To address end-customer needs, CPG companies must be able to adapt products and services to consumers’ evolving lifestyles and preferences. It makes sense, then, that product/service innovation follows closely behind CX in importance; it’s a priority for 88 percent of the organizations we surveyed. Consider, for example, the need for a new paradigm in food and beverage packaging, where CPG companies have historically designed their product portfolio around a substantial volume of service to customers in stadiums and restaurant or entertainment venues. These venues have closed their doors or faced capacity limits during the pandemic. With shifting customer preferences (and regulatory protocols) surrounding health and wellness, CPG companies will need to continue to evolve their products and services to meet an increased need for individually packaged consumables.
Making Wiser Tradeoffs
In this blog, we’ve explored two prevalent opportunities for CPG: optimizing the supply chain, which is a top source of costs, and addressing CX with a reimagined product portfolio. With cost reduction (52 percent) and changing customer demands (57 percent) as top factors driving change in the CPG industry, efficiency and customer imperatives may at first feel at odds. After all, CPG companies that are constantly evolving their product line to address customer needs can sometimes lose out on opportunities for consistency, efficiency, and reduced cost in the supply chain.
But while these two priorities may seem to inherently conflict, they don’t have to. For starters, CPG leaders can focus first on identifying and addressing areas of cost reduction that do not impact customers. They can, for example, identify internal operating efficiencies and apply technologies that promote leaner internal operations as well as a simplified customer experience. This includes investments in new systems, data and analytics, tech solutions, and automation to move the needle on efficiency and customer imperatives.
- Zero in on the experiences you’re delivering to retailers. Conduct a rapid assessment of 2020, identifying what went well and where you fell short. What was your customer satisfaction level, and how did pandemic-related factors impact it? Outline opportunities to perform better in the future. Consider, for example, areas you might need to upskill (or reskill) employees or upgrade backend systems to drive a better experience for customers.

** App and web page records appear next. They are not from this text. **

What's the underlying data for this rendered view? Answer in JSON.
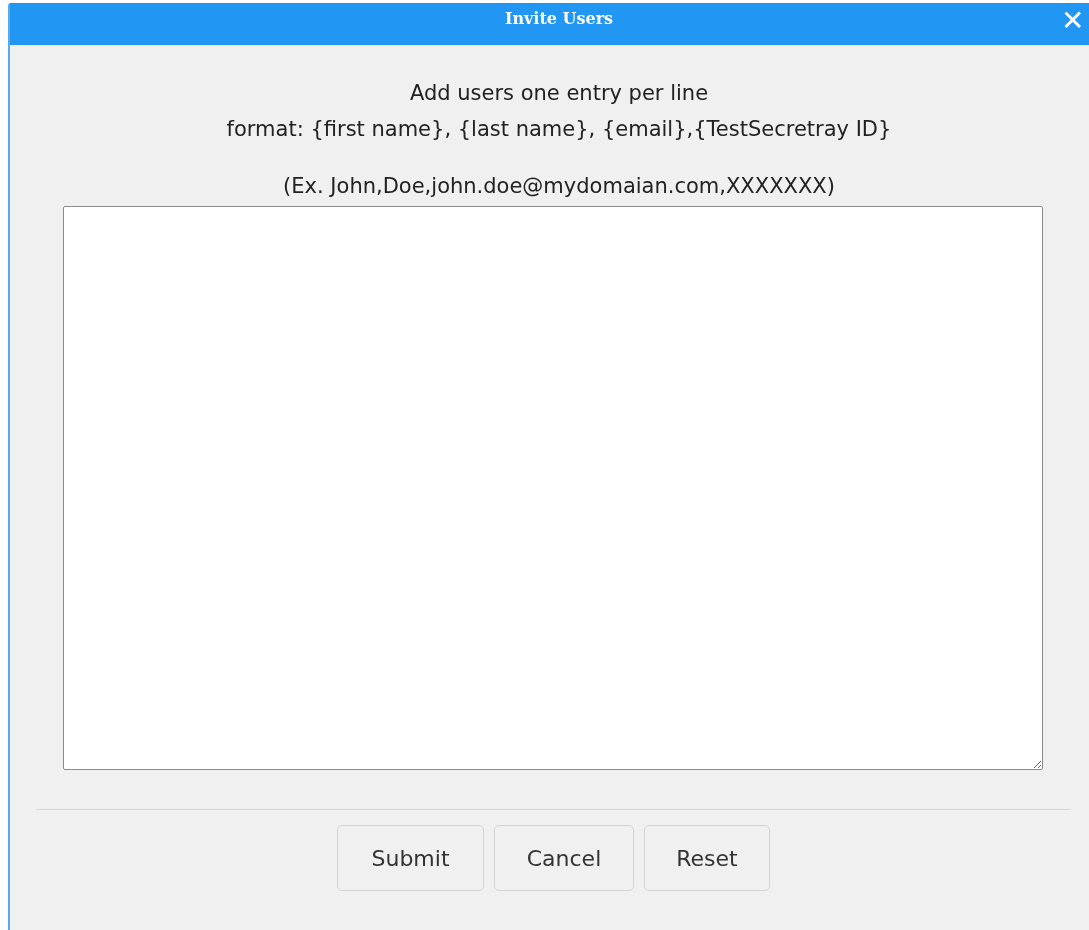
{
  "window": {
    "title": "Invite Users",
    "close": "✕"
  },
  "instructions": [
    "Add users one entry per line",
    "format: {first name}, {last name}, {email},{TestSecretray ID}",
    "(Ex. John,Doe,john.doe@mydomaian.com,XXXXXXX)"
  ],
  "buttons": [
    {
      "label": "Submit"
    },
    {
      "label": "Cancel"
    },
    {
      "label": "Reset"
    }
  ]
}
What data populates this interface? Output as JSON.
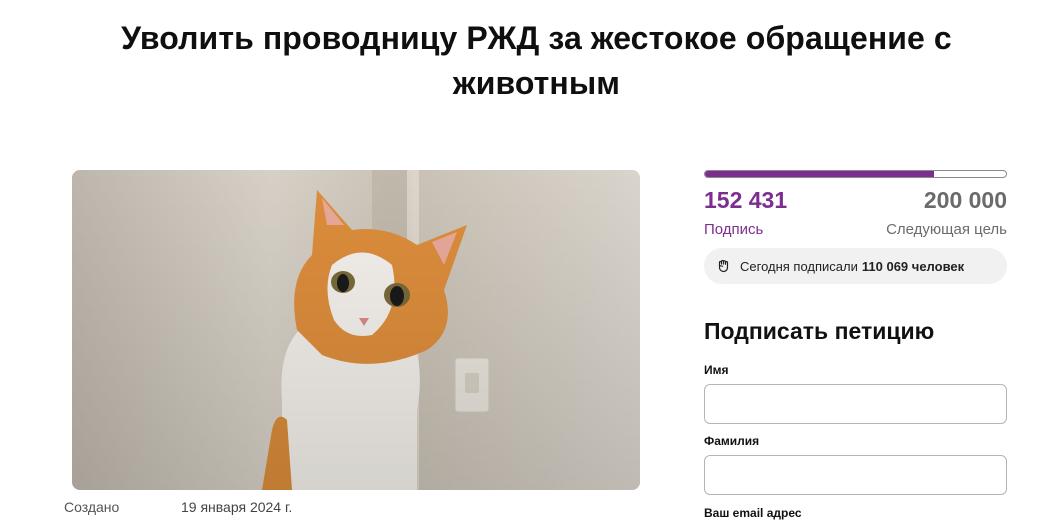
{
  "petition": {
    "title": "Уволить проводницу РЖД за жестокое обращение с животным",
    "created_label": "Создано",
    "created_date": "19 января 2024 г."
  },
  "stats": {
    "signed": "152 431",
    "signed_label": "Подпись",
    "goal": "200 000",
    "goal_label": "Следующая цель",
    "progress_fraction": 0.762,
    "today_text": "Сегодня подписали",
    "today_count": "110 069 человек"
  },
  "form": {
    "title": "Подписать петицию",
    "first_name_label": "Имя",
    "last_name_label": "Фамилия",
    "email_label": "Ваш email адрес"
  },
  "image": {
    "subject": "orange-and-white cat photo"
  },
  "colors": {
    "accent": "#7b2e8e",
    "muted": "#6b6b6b"
  },
  "icons": {
    "today": "raised-fist-icon"
  }
}
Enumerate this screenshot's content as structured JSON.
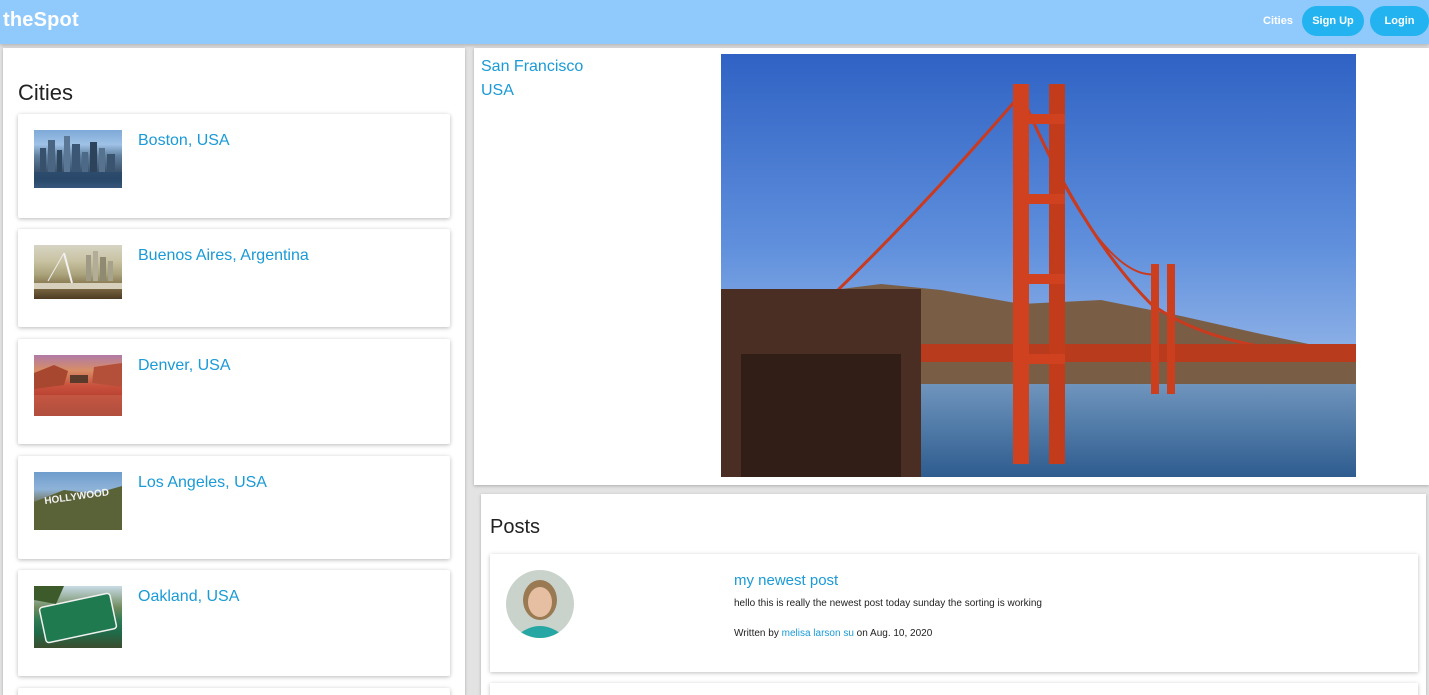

- Consider supply chain efficiency over short- and long-term horizons. In the short term, consider technology improvements that can unlock additional insights into data and inform quick-win efficiency improvements. Over the longer term, identify opportunities to fundamentally change the supply chain network (e.g., consolidating facilities, creating new facilities, and forging new alliances). We recommend planning for a sustained bump in e-commerce demand. If, for example, you would need to ship direct to the consumer on behalf of a retailer, identify the implications for your end-to-end network.
- Reassess your product portfolio with efficiency and experience in mind. Products in the CPG space tend to run on a longer lifecycle, but 2020 illuminated the importance of more regular product portfolio assessments. What are the products or services you’ll need to sunset sooner than planned? With the competing demands of efficiency and experience, your decisions should help you mitigate costs while upholding a positive customer experience.